**GIVEN RECORDS**:

______________________________

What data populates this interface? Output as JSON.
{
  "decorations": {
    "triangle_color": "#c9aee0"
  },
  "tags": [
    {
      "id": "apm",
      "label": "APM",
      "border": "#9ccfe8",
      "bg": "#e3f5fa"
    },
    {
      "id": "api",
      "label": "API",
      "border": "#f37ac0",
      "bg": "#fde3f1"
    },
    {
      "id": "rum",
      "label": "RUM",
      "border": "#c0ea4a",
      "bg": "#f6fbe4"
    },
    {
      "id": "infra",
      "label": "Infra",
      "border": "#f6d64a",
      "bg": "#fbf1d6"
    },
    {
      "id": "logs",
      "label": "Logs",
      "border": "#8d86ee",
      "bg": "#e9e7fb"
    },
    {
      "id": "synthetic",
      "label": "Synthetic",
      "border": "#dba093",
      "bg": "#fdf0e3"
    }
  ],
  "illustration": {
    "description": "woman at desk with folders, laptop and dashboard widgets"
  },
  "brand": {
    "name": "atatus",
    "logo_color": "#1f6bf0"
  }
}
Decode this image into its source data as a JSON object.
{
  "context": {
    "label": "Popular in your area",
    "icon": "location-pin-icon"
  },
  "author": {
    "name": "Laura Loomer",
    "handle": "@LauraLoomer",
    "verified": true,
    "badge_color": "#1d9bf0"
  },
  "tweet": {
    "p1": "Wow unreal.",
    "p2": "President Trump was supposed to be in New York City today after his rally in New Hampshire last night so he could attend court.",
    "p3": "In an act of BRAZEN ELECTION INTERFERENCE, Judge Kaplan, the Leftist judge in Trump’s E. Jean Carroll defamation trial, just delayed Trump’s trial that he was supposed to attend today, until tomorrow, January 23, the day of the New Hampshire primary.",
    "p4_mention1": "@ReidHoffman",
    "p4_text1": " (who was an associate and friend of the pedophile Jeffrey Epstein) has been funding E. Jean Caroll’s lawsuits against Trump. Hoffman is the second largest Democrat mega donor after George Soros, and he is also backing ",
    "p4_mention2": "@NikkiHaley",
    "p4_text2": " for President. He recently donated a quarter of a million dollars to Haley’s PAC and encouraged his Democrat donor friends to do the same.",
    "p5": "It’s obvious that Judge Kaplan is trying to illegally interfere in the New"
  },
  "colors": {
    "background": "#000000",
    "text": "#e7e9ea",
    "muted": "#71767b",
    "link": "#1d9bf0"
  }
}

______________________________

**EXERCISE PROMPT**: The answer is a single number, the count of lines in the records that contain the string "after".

**FINAL ANSWER**: 2